*** Available data ***
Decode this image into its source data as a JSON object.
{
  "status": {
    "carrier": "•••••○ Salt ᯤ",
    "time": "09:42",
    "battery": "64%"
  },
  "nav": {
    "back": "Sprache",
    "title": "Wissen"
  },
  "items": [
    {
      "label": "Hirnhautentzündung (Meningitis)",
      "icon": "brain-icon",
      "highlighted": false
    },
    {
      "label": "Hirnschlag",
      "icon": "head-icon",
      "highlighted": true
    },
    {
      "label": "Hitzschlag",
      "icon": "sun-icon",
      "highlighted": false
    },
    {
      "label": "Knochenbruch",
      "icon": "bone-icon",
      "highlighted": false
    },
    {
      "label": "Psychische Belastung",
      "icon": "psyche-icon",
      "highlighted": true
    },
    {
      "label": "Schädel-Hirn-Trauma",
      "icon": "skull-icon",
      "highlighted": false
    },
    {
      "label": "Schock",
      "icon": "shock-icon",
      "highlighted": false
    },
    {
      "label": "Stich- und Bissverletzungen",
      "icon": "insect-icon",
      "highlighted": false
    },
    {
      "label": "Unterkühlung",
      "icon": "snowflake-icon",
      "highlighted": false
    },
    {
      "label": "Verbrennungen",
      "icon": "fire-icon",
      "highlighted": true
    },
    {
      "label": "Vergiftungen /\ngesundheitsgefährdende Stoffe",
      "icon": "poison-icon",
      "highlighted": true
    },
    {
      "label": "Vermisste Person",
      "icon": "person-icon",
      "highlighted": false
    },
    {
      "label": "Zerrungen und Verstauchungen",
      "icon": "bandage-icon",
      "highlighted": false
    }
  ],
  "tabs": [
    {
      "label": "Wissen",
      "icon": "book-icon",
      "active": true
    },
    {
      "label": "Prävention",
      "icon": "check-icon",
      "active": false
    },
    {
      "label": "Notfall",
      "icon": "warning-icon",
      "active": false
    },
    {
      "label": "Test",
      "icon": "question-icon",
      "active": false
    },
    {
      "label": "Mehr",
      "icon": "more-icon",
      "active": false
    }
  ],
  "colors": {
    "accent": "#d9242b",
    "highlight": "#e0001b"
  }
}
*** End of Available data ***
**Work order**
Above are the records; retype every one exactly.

**Completed exercise**
Decode this image into its source data as a JSON object.
{
  "status": {
    "carrier": "•••••○ Salt ᯤ",
    "time": "09:42",
    "battery": "64%"
  },
  "nav": {
    "back": "Sprache",
    "title": "Wissen"
  },
  "items": [
    {
      "label": "Hirnhautentzündung (Meningitis)",
      "icon": "brain-icon",
      "highlighted": false
    },
    {
      "label": "Hirnschlag",
      "icon": "head-icon",
      "highlighted": true
    },
    {
      "label": "Hitzschlag",
      "icon": "sun-icon",
      "highlighted": false
    },
    {
      "label": "Knochenbruch",
      "icon": "bone-icon",
      "highlighted": false
    },
    {
      "label": "Psychische Belastung",
      "icon": "psyche-icon",
      "highlighted": true
    },
    {
      "label": "Schädel-Hirn-Trauma",
      "icon": "skull-icon",
      "highlighted": false
    },
    {
      "label": "Schock",
      "icon": "shock-icon",
      "highlighted": false
    },
    {
      "label": "Stich- und Bissverletzungen",
      "icon": "insect-icon",
      "highlighted": false
    },
    {
      "label": "Unterkühlung",
      "icon": "snowflake-icon",
      "highlighted": false
    },
    {
      "label": "Verbrennungen",
      "icon": "fire-icon",
      "highlighted": true
    },
    {
      "label": "Vergiftungen /\ngesundheitsgefährdende Stoffe",
      "icon": "poison-icon",
      "highlighted": true
    },
    {
      "label": "Vermisste Person",
      "icon": "person-icon",
      "highlighted": false
    },
    {
      "label": "Zerrungen und Verstauchungen",
      "icon": "bandage-icon",
      "highlighted": false
    }
  ],
  "tabs": [
    {
      "label": "Wissen",
      "icon": "book-icon",
      "active": true
    },
    {
      "label": "Prävention",
      "icon": "check-icon",
      "active": false
    },
    {
      "label": "Notfall",
      "icon": "warning-icon",
      "active": false
    },
    {
      "label": "Test",
      "icon": "question-icon",
      "active": false
    },
    {
      "label": "Mehr",
      "icon": "more-icon",
      "active": false
    }
  ],
  "colors": {
    "accent": "#d9242b",
    "highlight": "#e0001b"
  }
}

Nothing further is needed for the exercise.